  • Select the Misc tab. Since we now have two sound cards - one in the computer, one built into the MKII called microHAM CODEC - we must make sure we're listening on the latter. Switch to the USB router's Audio Mixer Tab and get the device ID by clicking on the button "Get ID" in the lower right corner. This ID must be entered into MMTTY's Device ID field. When listening on the correct device, the LINE LED on the MKII should be lit.
  • Also from the Misc tab, select COM-TxD(FSK).
MMTTY Misc settings - FSK is generated via COM8


  • Should you have problems generating the FSK signal (especially: keying does work, you hear the RTTY diddle, but no characters are being transmitted), you might have to limit the USB port speed in MMTTY. This setting depends very much on the computer hardware. To limit the USB port speed click on USB Port and configure option "C". You can find this setting also in the support documentation of the Microkeyer on the microHAM website.
MMTTY USB Port Option - Set only to option C if A does not work for you.
  • Exit the Setup screens by pressing the OK button.

We are now ready to do some tests with MMTTY.

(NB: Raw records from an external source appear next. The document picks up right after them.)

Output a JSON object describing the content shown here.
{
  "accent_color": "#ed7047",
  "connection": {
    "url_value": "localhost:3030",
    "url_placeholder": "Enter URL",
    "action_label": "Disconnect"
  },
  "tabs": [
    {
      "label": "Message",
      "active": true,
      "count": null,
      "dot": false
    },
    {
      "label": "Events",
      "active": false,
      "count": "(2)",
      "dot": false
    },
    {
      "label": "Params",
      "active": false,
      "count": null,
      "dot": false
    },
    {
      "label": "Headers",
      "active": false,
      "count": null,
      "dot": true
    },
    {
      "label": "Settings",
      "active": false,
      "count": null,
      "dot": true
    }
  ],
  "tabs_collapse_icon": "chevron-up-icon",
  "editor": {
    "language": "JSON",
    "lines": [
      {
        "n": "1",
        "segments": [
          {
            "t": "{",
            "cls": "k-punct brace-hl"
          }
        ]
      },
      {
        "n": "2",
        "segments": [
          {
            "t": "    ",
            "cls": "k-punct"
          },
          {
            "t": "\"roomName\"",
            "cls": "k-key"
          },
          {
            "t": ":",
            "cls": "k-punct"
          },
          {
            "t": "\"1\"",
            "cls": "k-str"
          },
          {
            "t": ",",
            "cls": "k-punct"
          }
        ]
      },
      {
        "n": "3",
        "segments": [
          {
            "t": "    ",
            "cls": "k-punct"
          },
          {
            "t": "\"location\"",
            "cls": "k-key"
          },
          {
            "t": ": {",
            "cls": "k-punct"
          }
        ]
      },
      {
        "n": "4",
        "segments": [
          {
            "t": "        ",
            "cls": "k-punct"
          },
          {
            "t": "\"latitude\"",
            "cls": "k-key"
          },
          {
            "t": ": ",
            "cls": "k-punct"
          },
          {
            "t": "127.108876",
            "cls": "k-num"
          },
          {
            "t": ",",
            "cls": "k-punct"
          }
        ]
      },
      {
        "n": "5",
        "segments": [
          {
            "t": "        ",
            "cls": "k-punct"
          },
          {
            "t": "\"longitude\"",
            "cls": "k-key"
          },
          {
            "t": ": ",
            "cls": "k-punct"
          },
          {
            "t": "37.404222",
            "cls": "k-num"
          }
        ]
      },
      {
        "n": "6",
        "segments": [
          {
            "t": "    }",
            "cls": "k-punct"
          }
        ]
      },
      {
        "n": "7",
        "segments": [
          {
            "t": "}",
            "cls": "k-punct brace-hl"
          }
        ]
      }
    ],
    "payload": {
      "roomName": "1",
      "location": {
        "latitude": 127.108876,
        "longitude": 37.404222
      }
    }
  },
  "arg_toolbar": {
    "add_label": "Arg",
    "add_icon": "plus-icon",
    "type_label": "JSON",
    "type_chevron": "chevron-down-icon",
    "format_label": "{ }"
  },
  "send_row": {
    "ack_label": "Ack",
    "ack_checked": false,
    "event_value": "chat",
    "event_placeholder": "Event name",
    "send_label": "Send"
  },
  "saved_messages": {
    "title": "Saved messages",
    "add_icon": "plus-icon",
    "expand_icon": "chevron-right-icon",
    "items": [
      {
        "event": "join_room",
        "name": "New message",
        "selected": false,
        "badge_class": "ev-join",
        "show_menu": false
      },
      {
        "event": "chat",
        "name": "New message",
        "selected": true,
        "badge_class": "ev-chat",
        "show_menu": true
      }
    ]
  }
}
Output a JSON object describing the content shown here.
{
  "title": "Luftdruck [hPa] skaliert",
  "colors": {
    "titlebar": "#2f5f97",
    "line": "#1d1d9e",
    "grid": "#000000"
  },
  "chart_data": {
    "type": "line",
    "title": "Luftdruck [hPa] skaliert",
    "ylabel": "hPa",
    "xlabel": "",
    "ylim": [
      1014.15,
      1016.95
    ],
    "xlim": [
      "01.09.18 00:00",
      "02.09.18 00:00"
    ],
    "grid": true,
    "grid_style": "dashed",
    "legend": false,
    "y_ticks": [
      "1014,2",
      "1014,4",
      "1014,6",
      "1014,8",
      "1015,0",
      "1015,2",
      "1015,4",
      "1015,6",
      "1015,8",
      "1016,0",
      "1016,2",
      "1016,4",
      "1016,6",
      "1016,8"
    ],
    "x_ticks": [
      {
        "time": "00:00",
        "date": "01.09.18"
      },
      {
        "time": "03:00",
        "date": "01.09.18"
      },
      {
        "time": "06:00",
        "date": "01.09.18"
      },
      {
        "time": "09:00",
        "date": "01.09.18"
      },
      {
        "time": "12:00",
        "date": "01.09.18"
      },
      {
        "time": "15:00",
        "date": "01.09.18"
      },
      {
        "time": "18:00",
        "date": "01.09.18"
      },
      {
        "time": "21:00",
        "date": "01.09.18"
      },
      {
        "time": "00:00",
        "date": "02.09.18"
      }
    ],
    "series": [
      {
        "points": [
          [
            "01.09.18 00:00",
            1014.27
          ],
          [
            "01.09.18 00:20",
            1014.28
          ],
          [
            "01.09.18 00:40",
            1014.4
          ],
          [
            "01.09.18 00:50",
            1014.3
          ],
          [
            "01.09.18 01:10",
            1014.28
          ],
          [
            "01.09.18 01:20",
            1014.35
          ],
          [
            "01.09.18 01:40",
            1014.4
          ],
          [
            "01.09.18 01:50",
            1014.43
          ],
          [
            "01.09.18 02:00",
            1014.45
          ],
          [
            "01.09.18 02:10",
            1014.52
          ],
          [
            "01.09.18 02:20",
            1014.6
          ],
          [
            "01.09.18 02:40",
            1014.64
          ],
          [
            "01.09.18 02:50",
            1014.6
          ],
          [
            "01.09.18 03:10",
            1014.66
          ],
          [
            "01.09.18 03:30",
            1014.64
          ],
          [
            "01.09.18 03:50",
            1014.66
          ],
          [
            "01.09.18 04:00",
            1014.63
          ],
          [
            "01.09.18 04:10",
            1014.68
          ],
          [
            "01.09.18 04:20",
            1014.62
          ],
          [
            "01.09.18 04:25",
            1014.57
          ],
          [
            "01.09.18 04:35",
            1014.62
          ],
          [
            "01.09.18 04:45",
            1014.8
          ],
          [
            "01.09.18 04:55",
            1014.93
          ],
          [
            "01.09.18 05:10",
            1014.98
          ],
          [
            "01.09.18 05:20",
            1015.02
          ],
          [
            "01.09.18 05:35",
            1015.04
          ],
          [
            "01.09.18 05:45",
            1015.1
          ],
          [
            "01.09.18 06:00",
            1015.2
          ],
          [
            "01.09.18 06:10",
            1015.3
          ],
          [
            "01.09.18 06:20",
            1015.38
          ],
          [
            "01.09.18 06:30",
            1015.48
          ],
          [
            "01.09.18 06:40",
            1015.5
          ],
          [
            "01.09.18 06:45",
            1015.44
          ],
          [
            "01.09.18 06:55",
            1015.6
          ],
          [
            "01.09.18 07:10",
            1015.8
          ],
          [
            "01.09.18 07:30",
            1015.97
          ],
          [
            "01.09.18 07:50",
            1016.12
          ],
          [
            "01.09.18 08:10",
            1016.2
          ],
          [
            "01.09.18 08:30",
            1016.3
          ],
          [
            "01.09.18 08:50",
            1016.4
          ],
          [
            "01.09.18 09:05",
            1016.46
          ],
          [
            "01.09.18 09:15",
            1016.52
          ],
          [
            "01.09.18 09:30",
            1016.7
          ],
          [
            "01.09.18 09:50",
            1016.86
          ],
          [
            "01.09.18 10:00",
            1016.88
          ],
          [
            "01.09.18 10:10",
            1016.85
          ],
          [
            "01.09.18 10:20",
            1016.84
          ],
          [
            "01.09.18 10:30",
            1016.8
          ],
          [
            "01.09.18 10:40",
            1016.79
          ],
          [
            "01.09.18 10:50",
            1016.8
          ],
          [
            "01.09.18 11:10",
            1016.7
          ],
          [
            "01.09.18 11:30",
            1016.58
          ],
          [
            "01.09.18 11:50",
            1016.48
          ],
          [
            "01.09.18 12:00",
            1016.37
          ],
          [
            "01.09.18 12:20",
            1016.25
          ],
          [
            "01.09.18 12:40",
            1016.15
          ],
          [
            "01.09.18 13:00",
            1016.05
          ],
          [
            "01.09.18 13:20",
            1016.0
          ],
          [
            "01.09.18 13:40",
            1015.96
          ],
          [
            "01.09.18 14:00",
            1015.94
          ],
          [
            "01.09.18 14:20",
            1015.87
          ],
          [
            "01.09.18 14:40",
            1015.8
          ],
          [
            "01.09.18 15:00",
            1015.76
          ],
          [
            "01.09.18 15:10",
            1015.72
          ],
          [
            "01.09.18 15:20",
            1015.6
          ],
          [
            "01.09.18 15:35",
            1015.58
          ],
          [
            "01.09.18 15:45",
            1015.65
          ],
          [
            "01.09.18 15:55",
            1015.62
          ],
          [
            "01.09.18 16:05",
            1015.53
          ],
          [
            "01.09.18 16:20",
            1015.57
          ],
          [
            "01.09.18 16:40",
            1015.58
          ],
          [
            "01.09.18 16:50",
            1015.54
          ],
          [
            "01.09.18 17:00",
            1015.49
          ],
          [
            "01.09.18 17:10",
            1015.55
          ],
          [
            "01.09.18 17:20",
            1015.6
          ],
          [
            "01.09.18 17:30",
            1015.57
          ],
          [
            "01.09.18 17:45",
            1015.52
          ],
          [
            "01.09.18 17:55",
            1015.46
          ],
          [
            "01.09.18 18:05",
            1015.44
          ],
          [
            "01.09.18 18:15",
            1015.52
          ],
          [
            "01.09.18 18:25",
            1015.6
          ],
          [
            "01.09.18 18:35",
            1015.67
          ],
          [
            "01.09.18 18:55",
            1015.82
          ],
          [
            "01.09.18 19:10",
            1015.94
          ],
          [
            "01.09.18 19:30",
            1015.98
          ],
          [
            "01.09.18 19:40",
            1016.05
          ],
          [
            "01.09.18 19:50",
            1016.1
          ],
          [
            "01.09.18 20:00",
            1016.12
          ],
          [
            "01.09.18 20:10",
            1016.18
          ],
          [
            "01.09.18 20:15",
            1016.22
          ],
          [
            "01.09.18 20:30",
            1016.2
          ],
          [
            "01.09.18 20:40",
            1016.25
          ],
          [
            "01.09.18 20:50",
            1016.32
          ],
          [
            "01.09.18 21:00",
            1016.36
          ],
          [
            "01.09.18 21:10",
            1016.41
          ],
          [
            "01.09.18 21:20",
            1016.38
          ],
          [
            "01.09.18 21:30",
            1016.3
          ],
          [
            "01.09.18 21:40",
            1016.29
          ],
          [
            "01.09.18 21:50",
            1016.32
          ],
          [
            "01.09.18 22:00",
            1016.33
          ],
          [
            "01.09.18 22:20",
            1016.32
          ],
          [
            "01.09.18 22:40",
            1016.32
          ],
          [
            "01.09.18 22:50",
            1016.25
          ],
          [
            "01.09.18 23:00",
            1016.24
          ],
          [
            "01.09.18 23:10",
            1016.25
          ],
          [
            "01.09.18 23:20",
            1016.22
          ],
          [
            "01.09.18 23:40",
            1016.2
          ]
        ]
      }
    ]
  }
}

  • Now take a look at the XY Scope display. It should look like the picture above.
  • If you only see a single white point in the middle of the display, this means, that MMTTY gets no audio to process.
    • Check your cabling. Is your cable connected to Line-in or Mic-in?
    • Did you select the correct audio device?
    • Check the level settings for the sound card from the USB Router's Audio Mixer tab. When you move the control up and down you should see an increase and decrease in noise level.
Setting the correct audio level on the microHAM CODEC sound card
  • Tune across the CW band and check if the XY scope changes when you hear signals. Once you tune across a carrier or CW signal, you should see a vertical ellipse and then a horizontal ellipse or vice versa depending on which direction you tune. The receive section of the screen will show all kinds of clutter.
  • Try to find a RTTY signal (not easy on a normal day). Both ellipses should now be perpendicular to each other. See if you can decode RTTY fine. You may have to select proper filters. I use 500 Hz at 8.8 MHz IF and 2.7 kHz at 455 kHz IF.
  • Next, press the TX button in the MMTTY application. You should hear the typical RTTY diddle in the monitor of the radio. The XY Scope will also display a clean RTTY signal.
  • Type a few characters (including your callsign) and see how they are transmitted.
  • Press the TX button one more time to shut off transmission.
  • Exit the MMTTY program now.

MMTTY now works perfectly as a stand-alone progam. We are now ready for Win-Test.


Final steps: Win-Test Interfaces configuration. Note that we only set up three COM ports, no PTT or CW settings are needed as they are all generated/controlled by the MKII.
  • Start up Win-Test, create a new Win-Test file for testing.
  • Select DXpedition and allow All Modes so you can test all three different modes.
  • in the Options | Configure Interfaces... menu
    • configure Radio on COM5
    • configure Winkey on COM7 using default settins
    • configure microHAM MK/MKII on COM9
    • untag Win-Test's internal Voice Keyer
  • Go to Configure MMTTY.EXE startup path as described in the RTTY section of this manual if you are planning for RTTY operation

We are now ready to operate the contest.